Monday, August 08, 2005

Programming ain't what it used to be......neither is music.

A bit o' background:

You might say I'm young old-school. I was first bitten by the technology bug in the 70's, in my teens.The first personal computers came out, and I was fascinated by them. I was never able to actually AFFORD one, but I followed the trends and read articles about everythign computer-related that I could find. I even did a paper on what a system-analyst did!

I took a couple of programming courses in college at UTC (Tennessee-Chattanooga) - PL/1 and Fortran. The Fortran class was done using punched cards - the jobs were sent up to Knoxville and we waited hours for the results of our little programs.

(There was something satisfyingly organic about punching cards. I still remember the feel of the CLUNK when the card was punched as I hit a key on the keyboard.)

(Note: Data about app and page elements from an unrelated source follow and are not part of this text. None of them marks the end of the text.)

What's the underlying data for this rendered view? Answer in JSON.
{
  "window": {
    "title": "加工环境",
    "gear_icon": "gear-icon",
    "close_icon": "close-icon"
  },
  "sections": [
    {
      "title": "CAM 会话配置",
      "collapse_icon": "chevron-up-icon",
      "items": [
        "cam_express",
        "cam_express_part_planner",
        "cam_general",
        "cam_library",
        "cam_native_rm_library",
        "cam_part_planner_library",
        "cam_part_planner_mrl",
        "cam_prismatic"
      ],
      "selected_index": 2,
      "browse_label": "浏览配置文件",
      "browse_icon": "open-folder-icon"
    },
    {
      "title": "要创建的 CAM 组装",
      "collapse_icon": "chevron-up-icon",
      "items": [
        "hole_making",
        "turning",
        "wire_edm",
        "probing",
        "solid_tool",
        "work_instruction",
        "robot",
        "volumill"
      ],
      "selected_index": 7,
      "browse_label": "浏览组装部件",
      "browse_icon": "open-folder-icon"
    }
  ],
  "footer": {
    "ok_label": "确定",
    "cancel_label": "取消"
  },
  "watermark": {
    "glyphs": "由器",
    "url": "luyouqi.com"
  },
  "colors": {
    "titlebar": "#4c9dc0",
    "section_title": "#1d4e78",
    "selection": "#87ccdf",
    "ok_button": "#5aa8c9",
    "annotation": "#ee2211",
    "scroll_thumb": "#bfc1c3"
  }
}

Back then, programming was on a much lower level language-wise. Great programmers could do assembler so their stuff would run faster or have additional features not easilyimplemented in the upper-level language they were using. I knew people did that, but I never got into spending hours twiddling bits so a routine would run faster. I had music to make!

Nowadays, things are different. I read a piece a few years back about how programming was becoming just connecting pieces of pre-existing code together, and lamenting the loss of "real" programming". Modular coding is a great thing overall, because it allows many more people (and talent types) to create code. It also allows a developer to easily add features to a project. For example, I don't really care to learn Javascript in-depth - but because of the modularity of the language when used in a webpage, it is easy to grab a script off some website and pop into my html. A few tweaks here and there and poof - added functionality!

There is also a parallel in music production. It used to be normal for composers to write their pieces line by line - making sure one line fit with the previous line, or one part with the other. Now, so much music is created by loops - let's use this loop, mess with it a bit, then add this other loop to it, etc etc.

This has the benefit of allowing mroe people to create music. The downside, just as with programming, is that the music created is often not very good - or at best is merely derivative. This is ok if that's what you WANT, but it isn't a long-term viable thing - people get bored listening to the same mediocre stuff after a while.

Any conclusions to this? Hmmmmmm.........I'm willing to bet this is just a phase we're going through. The techniques - both programming and in music production - being used today will spark yet another way of working - and the creative people (no, the REALLY creative people - the ones willing to work at it) will take what we do now and make up something new.

Some of them might actually do it away from the computer!